Although I read this at the time it first came out, and I think it was in the back of my mind, I didn’t realize how close it was to what we’re going through. I went back to it today and read it again, and was really struck by it. I realize now that I’m neck deep in the first two of these steps. I got rid of my business, created separation between what I did before and what I was going to do next, found a totally new place to live that requires the development of new habits and new friendships, took a break to take this trip in between, and am now facing the challenge of reintegration.
And I’ll be honest with you: I’m scared as hell about that last part.
My life used to be endlessly bound up with the politics, beliefs, and turf wars of Catholicism. I’m 43, and I’ve thought of little else of significance since I was 15. And now, the more distance I get from that, the more I am forced to work through the bitterness and resentment I feel about having given the best years of my life to an institution I can’t help but see as irretrievably corrupt and manipulative, the more I lie awake at night trying to understand what I really believe about God and how to separate that from the indoctrination that shaped me, the more lost I feel.
There was one topic — and only one — that I knew a lot about, and that was Catholicism. I was so immersed in that world that the business I built in service of those beliefs was an overnight success, despite being my first attempt at entrepreneurship.
But I’m not sure I know how to do anything else.
So here I am now, lost, wounded, and wandering, feeling, for the time being, homeless both spiritually and literally, hoping that I can find a way to continue using my gifts for writing, speaking, and storytelling to build something new.
And I honestly don’t know yet what that might look like.
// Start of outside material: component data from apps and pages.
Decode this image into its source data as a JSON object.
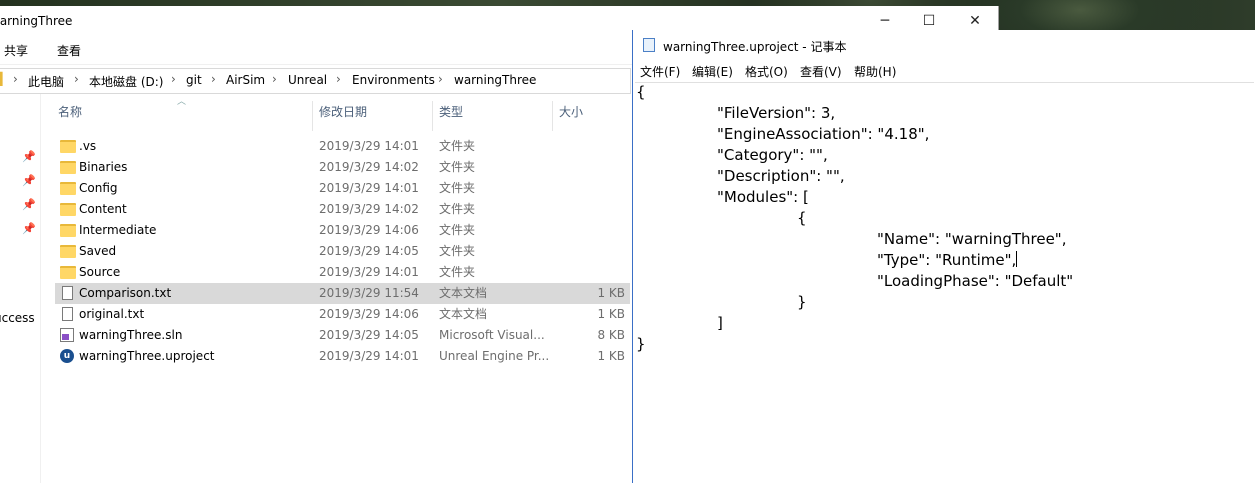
{
  "explorer": {
    "title": "warningThree",
    "ribbon_tabs": [
      "共享",
      "查看"
    ],
    "breadcrumbs": [
      "此电脑",
      "本地磁盘 (D:)",
      "git",
      "AirSim",
      "Unreal",
      "Environments",
      "warningThree"
    ],
    "nav_text": "uccess",
    "columns": {
      "name": "名称",
      "date": "修改日期",
      "type": "类型",
      "size": "大小"
    },
    "files": [
      {
        "name": ".vs",
        "date": "2019/3/29 14:01",
        "type": "文件夹",
        "size": "",
        "icon": "folder-icon"
      },
      {
        "name": "Binaries",
        "date": "2019/3/29 14:02",
        "type": "文件夹",
        "size": "",
        "icon": "folder-icon"
      },
      {
        "name": "Config",
        "date": "2019/3/29 14:01",
        "type": "文件夹",
        "size": "",
        "icon": "folder-icon"
      },
      {
        "name": "Content",
        "date": "2019/3/29 14:02",
        "type": "文件夹",
        "size": "",
        "icon": "folder-icon"
      },
      {
        "name": "Intermediate",
        "date": "2019/3/29 14:06",
        "type": "文件夹",
        "size": "",
        "icon": "folder-icon"
      },
      {
        "name": "Saved",
        "date": "2019/3/29 14:05",
        "type": "文件夹",
        "size": "",
        "icon": "folder-icon"
      },
      {
        "name": "Source",
        "date": "2019/3/29 14:01",
        "type": "文件夹",
        "size": "",
        "icon": "folder-icon"
      },
      {
        "name": "Comparison.txt",
        "date": "2019/3/29 11:54",
        "type": "文本文档",
        "size": "1 KB",
        "icon": "text-file-icon",
        "selected": true
      },
      {
        "name": "original.txt",
        "date": "2019/3/29 14:06",
        "type": "文本文档",
        "size": "1 KB",
        "icon": "text-file-icon"
      },
      {
        "name": "warningThree.sln",
        "date": "2019/3/29 14:05",
        "type": "Microsoft Visual...",
        "size": "8 KB",
        "icon": "visual-studio-solution-icon"
      },
      {
        "name": "warningThree.uproject",
        "date": "2019/3/29 14:01",
        "type": "Unreal Engine Pr...",
        "size": "1 KB",
        "icon": "unreal-engine-icon"
      }
    ],
    "window_buttons": {
      "minimize": "─",
      "maximize": "☐",
      "close": "✕"
    }
  },
  "notepad": {
    "title": "warningThree.uproject - 记事本",
    "menu": [
      "文件(F)",
      "编辑(E)",
      "格式(O)",
      "查看(V)",
      "帮助(H)"
    ],
    "lines": [
      "{",
      "\"FileVersion\": 3,",
      "\"EngineAssociation\": \"4.18\",",
      "\"Category\": \"\",",
      "\"Description\": \"\",",
      "\"Modules\": [",
      "{",
      "\"Name\": \"warningThree\",",
      "\"Type\": \"Runtime\",",
      "\"LoadingPhase\": \"Default\"",
      "}",
      "]",
      "}"
    ]
  }
}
It occurred to me last night that the reason certain traditionalist Catholic media figures have become so popular is because they will never admit to their audiences that they don’t have the answers. They aren’t in the habit of saying, “I just don’t know what we’re supposed to do in this situation, or what to believe about how we’ve come to this point.” They’d much rather sell you a prophetic interpretation or masonic/satanic conspiracy or devotional habit or book they wrote about all of the above than say, “Sorry guys, but we’re all gonna just have to deal with being lost together.”
There isn’t a huge market for uncertainty and doubt, but there’s endless demand for pandering. We all like to have our confirmation bias stroked.
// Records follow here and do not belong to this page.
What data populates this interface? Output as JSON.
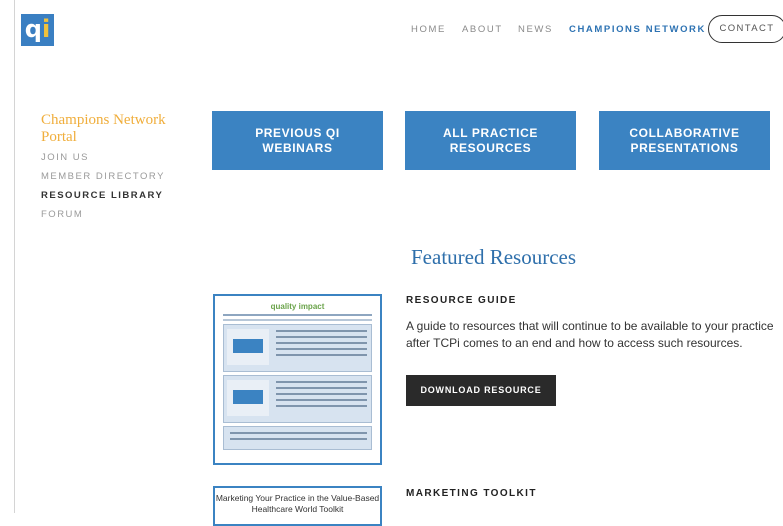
{
  "logo": {
    "text_q": "q",
    "text_i": "i"
  },
  "nav": {
    "items": [
      {
        "label": "HOME"
      },
      {
        "label": "ABOUT"
      },
      {
        "label": "NEWS"
      },
      {
        "label": "CHAMPIONS NETWORK"
      }
    ],
    "contact_label": "CONTACT"
  },
  "sidebar": {
    "title": "Champions Network Portal",
    "items": [
      {
        "label": "JOIN US"
      },
      {
        "label": "MEMBER DIRECTORY"
      },
      {
        "label": "RESOURCE LIBRARY"
      },
      {
        "label": "FORUM"
      }
    ]
  },
  "buttons": [
    {
      "label": "PREVIOUS QI WEBINARS"
    },
    {
      "label": "ALL PRACTICE RESOURCES"
    },
    {
      "label": "COLLABORATIVE PRESENTATIONS"
    }
  ],
  "featured_heading": "Featured Resources",
  "resources": [
    {
      "title": "RESOURCE GUIDE",
      "description": "A guide to resources that will continue to be available to your practice after TCPi comes to an end and how to access such resources.",
      "button_label": "DOWNLOAD RESOURCE",
      "thumb_logo": "quality impact"
    },
    {
      "title": "MARKETING TOOLKIT",
      "thumb_text": "Marketing Your Practice in the Value-Based Healthcare World Toolkit"
    }
  ],
  "colors": {
    "accent": "#3b83c2",
    "portal_title": "#f0ae3c",
    "download_button": "#2a2a2a"
  }
}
The process of reinvention is a messy one. It’s stumbling through the dark in an unfamiliar room, trying not to bang your shins on the furniture. (Or in the case of the current Airbnb I’m in, it’s taking a shower in a bathroom with a motion detector light, only to have it go out on you half way through, leaving you in pitch blackness because you’re hidden behind the curtain, flailing your arms in hope you’ll be seen by the sensor before you slip and fall.)
Our move will require two more cross-country trips, a closing, a move-in, and more. I’ve found that writing from the road is pretty challenging, what with most of the spaces being very small, and filled with stir-crazy kids. My dispatches from reinventionland will likely continue to be somewhat sporadic for a bit, so I hope you’ll stick with me until I can get established again.
Until then, thanks for reading.